This will be a short one today as I have been dealing with both hardware and software problems for the last few days.
Windows vs Linux Case Sensitivity
If you often work with MySQL on both windows and linux you may find yourself getting tripped up by a little difference between the way Windows and Linux MySQL handle case sensitivity. On MySQL databases running on Linux table names are cases sensitive, while on Windows table names are case insensitive and normally forced lowercase.
This can potentially cause a problem if you are developing an MySQL driven application on a windows box (ie your laptop) but intend to deploy it to a Linux box.
Changing MySQL Case Sensitivity on Windows
Resolving this is actually very simple. All you need to do is edit the my.cnf file and set/add the following entry. For my default mysql install "my.cnf" was located at "c:\program files\mysql\mysql server[version]\my.cnf"
#Ensure that table names are stored case sensitive and that queries are case sensitive when naming a table
Lower Case Levels
The above statement has three possible settings 0,1 & 2. Below is a brief explanation of each.
|Level||Description||Default for OS|
|0||Database and Table names are stored case sensitive. Tables names in queries are also case sensitive.||Linux|
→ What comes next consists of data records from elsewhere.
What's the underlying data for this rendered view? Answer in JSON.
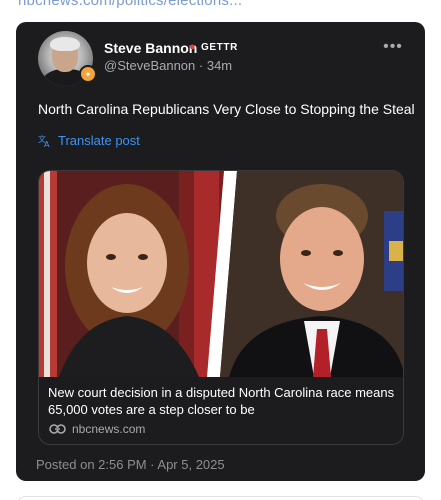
{
  "top_link": "nbcnews.com/politics/elections...",
  "author": {
    "name": "Steve Bannon",
    "platform_badge": "GETTR",
    "handle": "@SteveBannon",
    "time_ago": "34m",
    "badge_icon": "verified-badge-icon"
  },
  "post": {
    "text": "North Carolina Republicans Very Close to Stopping the Steal",
    "translate_label": "Translate post"
  },
  "link_card": {
    "title": "New court decision in a disputed North Carolina race means 65,000 votes are a step closer to be",
    "source": "nbcnews.com"
  },
  "posted_on": "Posted on 2:56 PM · Apr 5, 2025",
  "colors": {
    "card_bg": "#1c1c1e",
    "link_blue": "#3d93f5",
    "flame_red": "#e0443e"
  }
}
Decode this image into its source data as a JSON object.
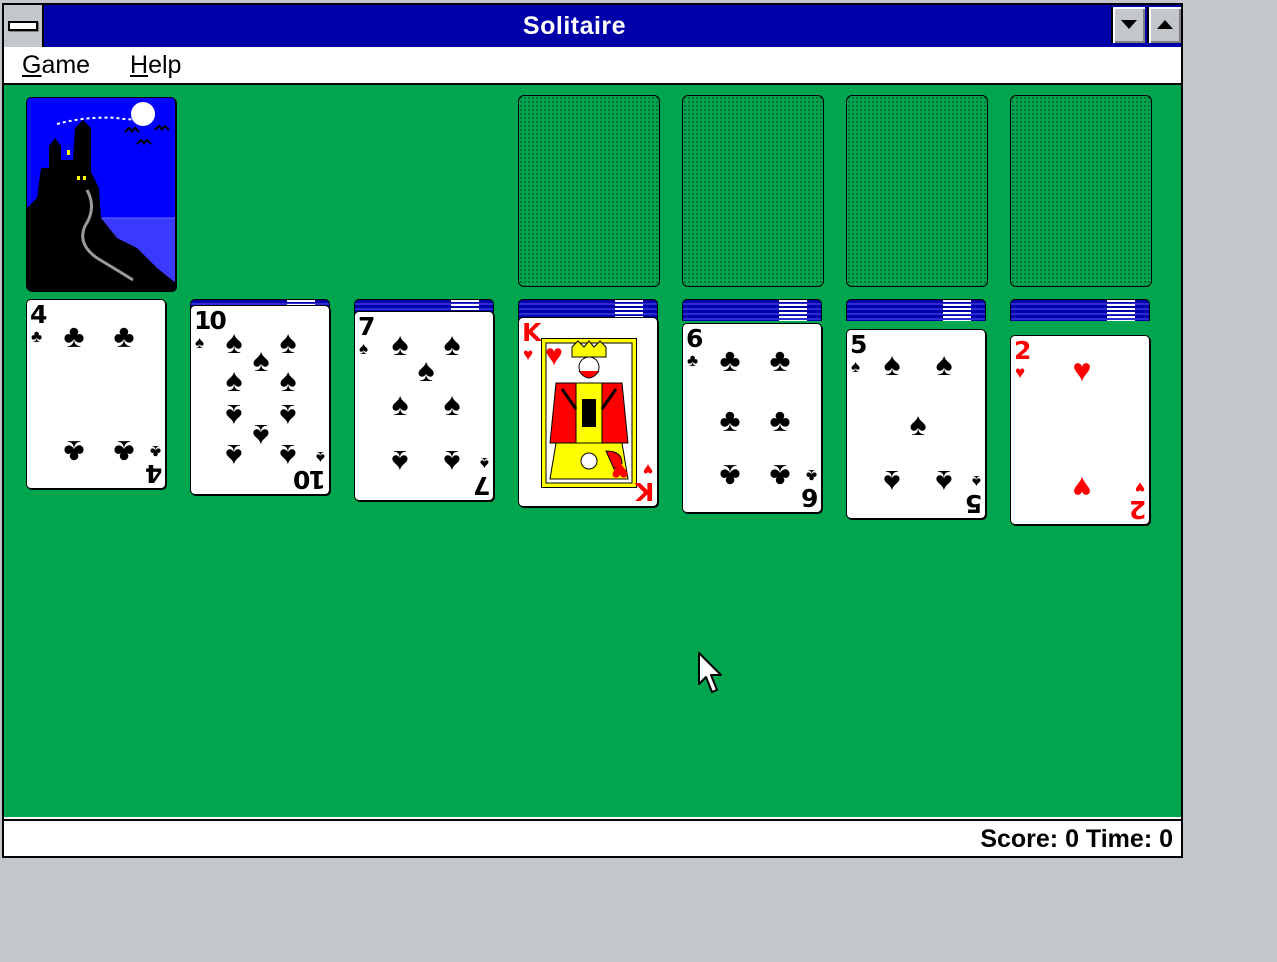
{
  "window": {
    "title": "Solitaire"
  },
  "menu": {
    "items": [
      {
        "key": "G",
        "rest": "ame"
      },
      {
        "key": "H",
        "rest": "elp"
      }
    ]
  },
  "status": {
    "text": "Score: 0 Time: 0"
  },
  "stock": {
    "card_back": "castle-back"
  },
  "foundations": [
    {
      "state": "empty"
    },
    {
      "state": "empty"
    },
    {
      "state": "empty"
    },
    {
      "state": "empty"
    }
  ],
  "tableau": [
    {
      "hidden": 0,
      "top": {
        "rank": "4",
        "suit": "♣",
        "color": "black"
      }
    },
    {
      "hidden": 1,
      "top": {
        "rank": "10",
        "suit": "♠",
        "color": "black"
      }
    },
    {
      "hidden": 2,
      "top": {
        "rank": "7",
        "suit": "♠",
        "color": "black"
      }
    },
    {
      "hidden": 3,
      "top": {
        "rank": "K",
        "suit": "♥",
        "color": "red"
      }
    },
    {
      "hidden": 4,
      "top": {
        "rank": "6",
        "suit": "♣",
        "color": "black"
      }
    },
    {
      "hidden": 5,
      "top": {
        "rank": "5",
        "suit": "♠",
        "color": "black"
      }
    },
    {
      "hidden": 6,
      "top": {
        "rank": "2",
        "suit": "♥",
        "color": "red"
      }
    }
  ],
  "colors": {
    "felt": "#00a550",
    "titlebar": "#0000a8",
    "desktop": "#c3c7cb",
    "red": "#ff0000"
  }
}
|1||Database and Table names are stored lowercase. Table names in queries are not case sensitive (converted to lowercase on execution).||Windows|
|2||Database and Table names are stored case sensitive. Tables names in queries are not case sensitive. Only possible for non case sensitive file systems (ie windows).|
For more information visit the MySQL Docs.